Your assignment - Go through the data below. Pull out every line that has the word "DHCP".

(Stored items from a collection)
+++

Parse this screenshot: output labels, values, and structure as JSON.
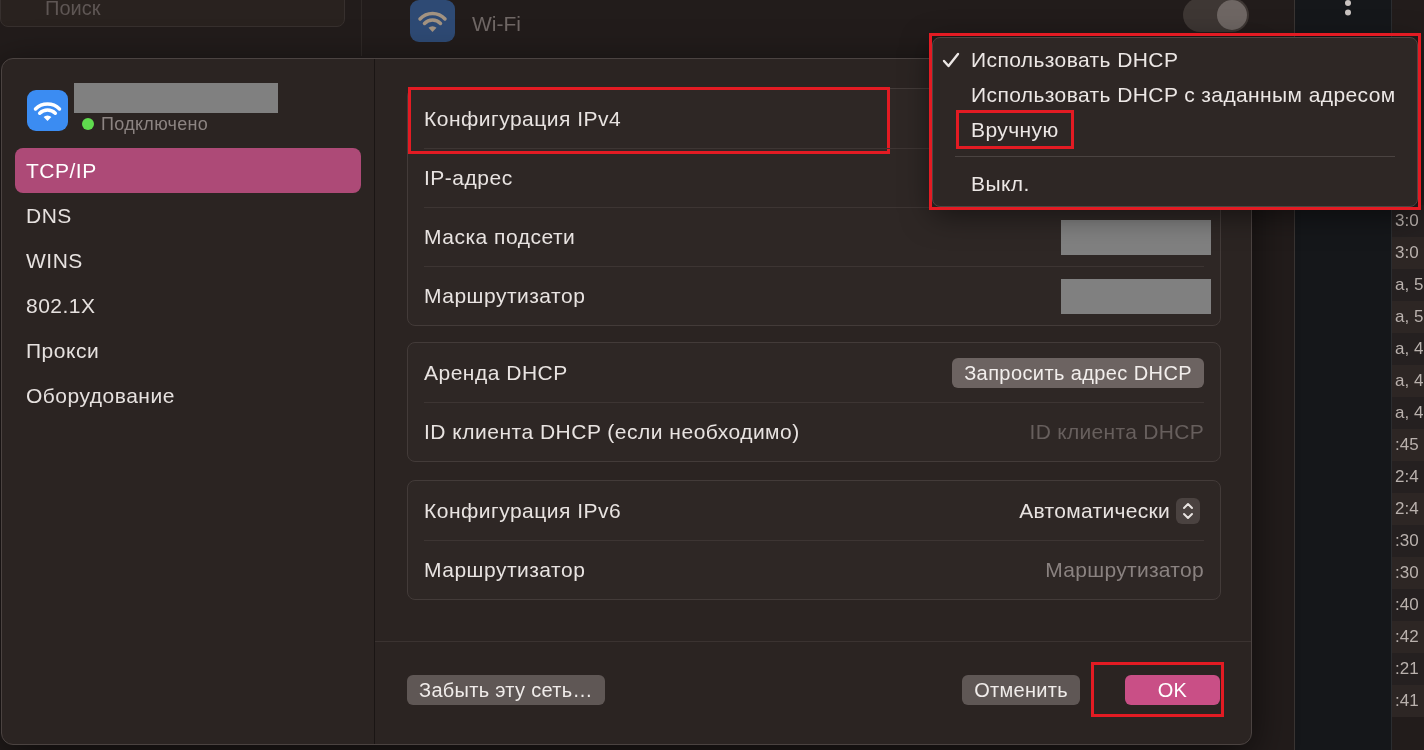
{
  "settings_window": {
    "search": {
      "placeholder": "Поиск"
    },
    "header": {
      "title": "Wi-Fi",
      "toggle": {
        "on": true
      }
    }
  },
  "dialog": {
    "network": {
      "status": "Подключено"
    },
    "sidebar": {
      "items": [
        {
          "label": "TCP/IP",
          "selected": true
        },
        {
          "label": "DNS",
          "selected": false
        },
        {
          "label": "WINS",
          "selected": false
        },
        {
          "label": "802.1X",
          "selected": false
        },
        {
          "label": "Прокси",
          "selected": false
        },
        {
          "label": "Оборудование",
          "selected": false
        }
      ]
    },
    "sections": [
      {
        "rows": [
          {
            "kind": "plain",
            "label": "Конфигурация IPv4",
            "highlighted": true
          },
          {
            "kind": "plain",
            "label": "IP-адрес",
            "highlighted": false
          },
          {
            "kind": "redacted",
            "label": "Маска подсети",
            "highlighted": false
          },
          {
            "kind": "redacted",
            "label": "Маршрутизатор",
            "highlighted": false
          }
        ]
      },
      {
        "rows": [
          {
            "kind": "button",
            "label": "Аренда DHCP",
            "button": "Запросить адрес DHCP",
            "highlighted": false
          },
          {
            "kind": "field",
            "label": "ID клиента DHCP (если необходимо)",
            "placeholder": "ID клиента DHCP",
            "highlighted": false
          }
        ]
      },
      {
        "rows": [
          {
            "kind": "popup",
            "label": "Конфигурация IPv6",
            "value": "Автоматически",
            "highlighted": false
          },
          {
            "kind": "field",
            "label": "Маршрутизатор",
            "placeholder": "Маршрутизатор",
            "highlighted": false
          }
        ]
      }
    ],
    "footer": {
      "left_buttons": [
        {
          "label": "Забыть эту сеть…",
          "kind": "secondary",
          "highlighted": false
        }
      ],
      "right_buttons": [
        {
          "label": "Отменить",
          "kind": "secondary",
          "highlighted": false
        },
        {
          "label": "OK",
          "kind": "primary",
          "highlighted": true
        }
      ]
    }
  },
  "popup_menu": {
    "highlighted": true,
    "groups": [
      {
        "items": [
          {
            "label": "Использовать DHCP",
            "checked": true,
            "highlighted": false
          },
          {
            "label": "Использовать DHCP с заданным адресом",
            "checked": false,
            "highlighted": false
          },
          {
            "label": "Вручную",
            "checked": false,
            "highlighted": true
          }
        ]
      },
      {
        "items": [
          {
            "label": "Выкл.",
            "checked": false,
            "highlighted": false
          }
        ]
      }
    ]
  },
  "log_list": {
    "rows": [
      "3:0",
      "3:0",
      "а, 5",
      "а, 5",
      "а, 4",
      "а, 4",
      "а, 4",
      ":45",
      "2:4",
      "2:4",
      ":30",
      ":30",
      ":40",
      ":42",
      ":21",
      ":41"
    ]
  }
}
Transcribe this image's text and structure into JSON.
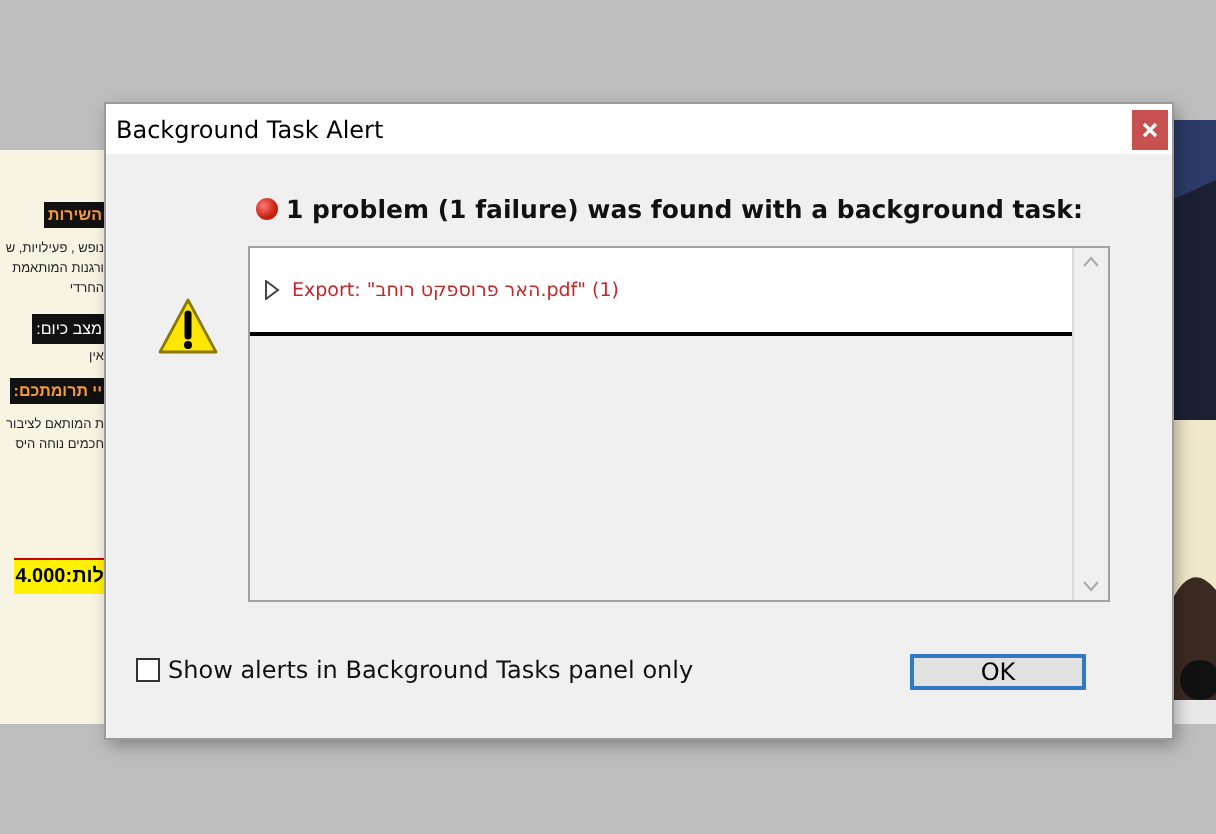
{
  "document": {
    "left_texts": [
      {
        "kind": "heading",
        "text": "השירות"
      },
      {
        "kind": "body",
        "text": "נופש , פעילויות, ש"
      },
      {
        "kind": "body",
        "text": "ורגנות המותאמת"
      },
      {
        "kind": "body",
        "text": "החרדי"
      },
      {
        "kind": "banner",
        "text": "מצב כיום:"
      },
      {
        "kind": "body",
        "text": "אין"
      },
      {
        "kind": "heading",
        "text": "יי תרומתכם:"
      },
      {
        "kind": "body",
        "text": "ת המותאם לציבור"
      },
      {
        "kind": "body",
        "text": "חכמים נוחה היס"
      },
      {
        "kind": "price",
        "text": "לות:4.000"
      }
    ]
  },
  "window": {
    "title": "Background Task Alert"
  },
  "summary": "1 problem (1 failure) was found with a background task:",
  "problems": [
    {
      "text": "Export: \"האר פרוספקט רוחב.pdf\" (1)",
      "expanded": false
    }
  ],
  "option": {
    "label": "Show alerts in Background Tasks panel only",
    "checked": false
  },
  "buttons": [
    "OK"
  ]
}
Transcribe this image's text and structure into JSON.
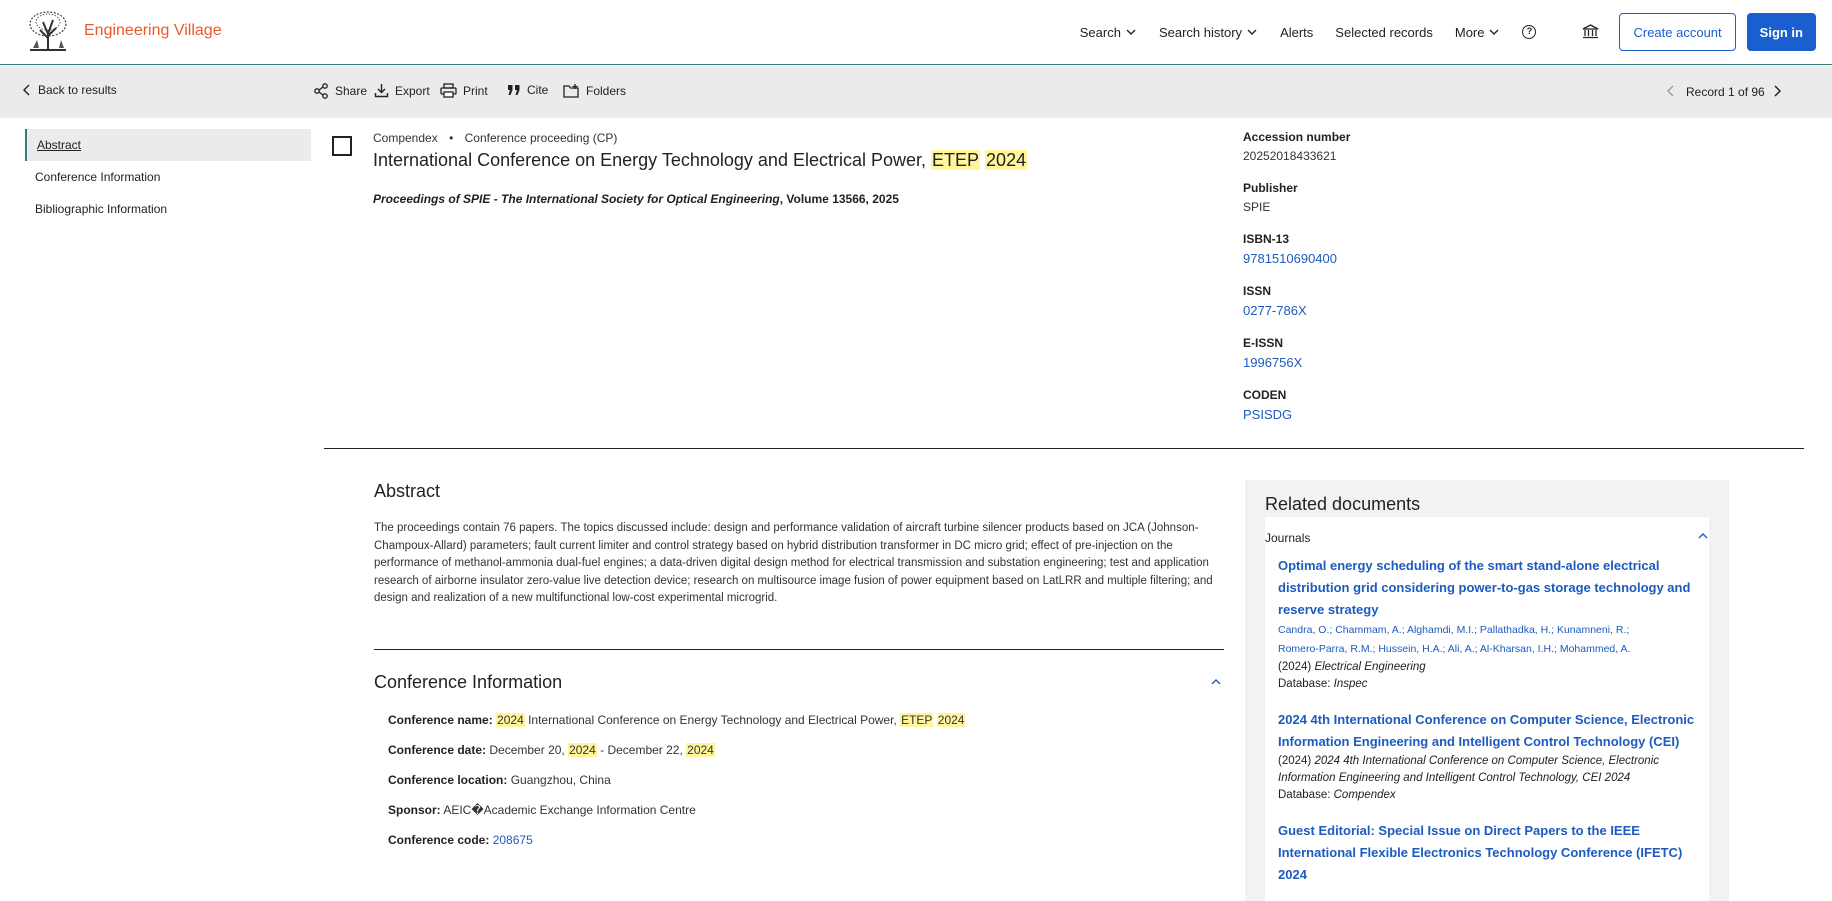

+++

Answer below -
            "label": "Аренда DHCP",
            "button": "Запросить адрес DHCP",
            "label": "ID клиента DHCP (если необходимо)",
            "placeholder": "ID клиента DHCP",
            "label": "Использовать DHCP",
            "label": "Использовать DHCP с заданным адресом",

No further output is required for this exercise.